[Data about app and page elements]
>>>>
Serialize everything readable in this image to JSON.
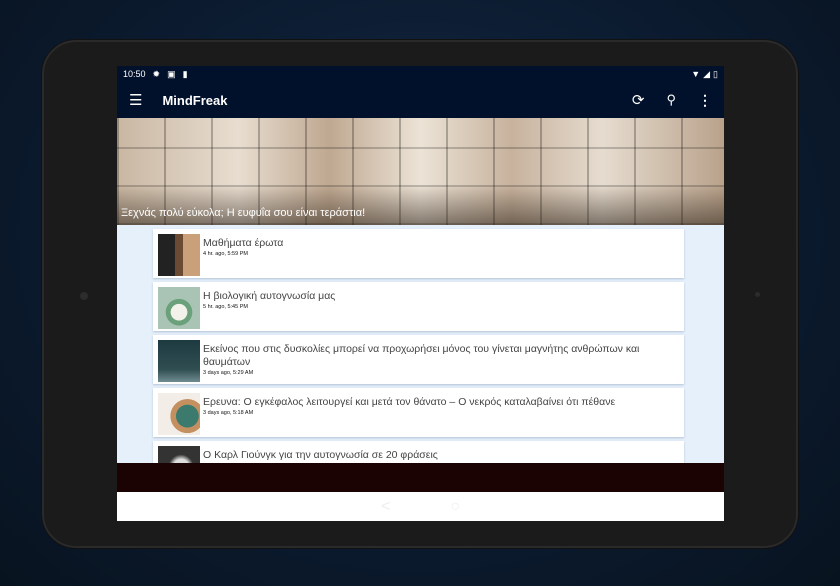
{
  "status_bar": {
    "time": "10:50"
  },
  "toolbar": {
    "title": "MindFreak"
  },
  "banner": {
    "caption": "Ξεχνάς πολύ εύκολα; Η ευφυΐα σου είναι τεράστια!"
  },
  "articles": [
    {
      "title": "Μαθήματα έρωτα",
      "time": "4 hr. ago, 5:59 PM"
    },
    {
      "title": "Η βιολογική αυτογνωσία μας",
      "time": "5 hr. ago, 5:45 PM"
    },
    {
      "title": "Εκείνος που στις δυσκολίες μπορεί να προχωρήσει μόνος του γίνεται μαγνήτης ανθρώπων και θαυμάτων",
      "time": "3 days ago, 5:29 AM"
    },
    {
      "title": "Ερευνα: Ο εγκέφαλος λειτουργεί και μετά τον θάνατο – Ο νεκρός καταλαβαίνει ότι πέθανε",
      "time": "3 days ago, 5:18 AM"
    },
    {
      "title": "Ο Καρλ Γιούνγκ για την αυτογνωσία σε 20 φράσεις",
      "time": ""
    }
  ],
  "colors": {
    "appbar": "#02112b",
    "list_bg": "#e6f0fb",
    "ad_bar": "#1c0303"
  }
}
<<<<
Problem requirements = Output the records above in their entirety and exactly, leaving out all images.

Response below =
Serialize everything readable in this image to JSON.
{
  "status_bar": {
    "time": "10:50"
  },
  "toolbar": {
    "title": "MindFreak"
  },
  "banner": {
    "caption": "Ξεχνάς πολύ εύκολα; Η ευφυΐα σου είναι τεράστια!"
  },
  "articles": [
    {
      "title": "Μαθήματα έρωτα",
      "time": "4 hr. ago, 5:59 PM"
    },
    {
      "title": "Η βιολογική αυτογνωσία μας",
      "time": "5 hr. ago, 5:45 PM"
    },
    {
      "title": "Εκείνος που στις δυσκολίες μπορεί να προχωρήσει μόνος του γίνεται μαγνήτης ανθρώπων και θαυμάτων",
      "time": "3 days ago, 5:29 AM"
    },
    {
      "title": "Ερευνα: Ο εγκέφαλος λειτουργεί και μετά τον θάνατο – Ο νεκρός καταλαβαίνει ότι πέθανε",
      "time": "3 days ago, 5:18 AM"
    },
    {
      "title": "Ο Καρλ Γιούνγκ για την αυτογνωσία σε 20 φράσεις",
      "time": ""
    }
  ],
  "colors": {
    "appbar": "#02112b",
    "list_bg": "#e6f0fb",
    "ad_bar": "#1c0303"
  }
}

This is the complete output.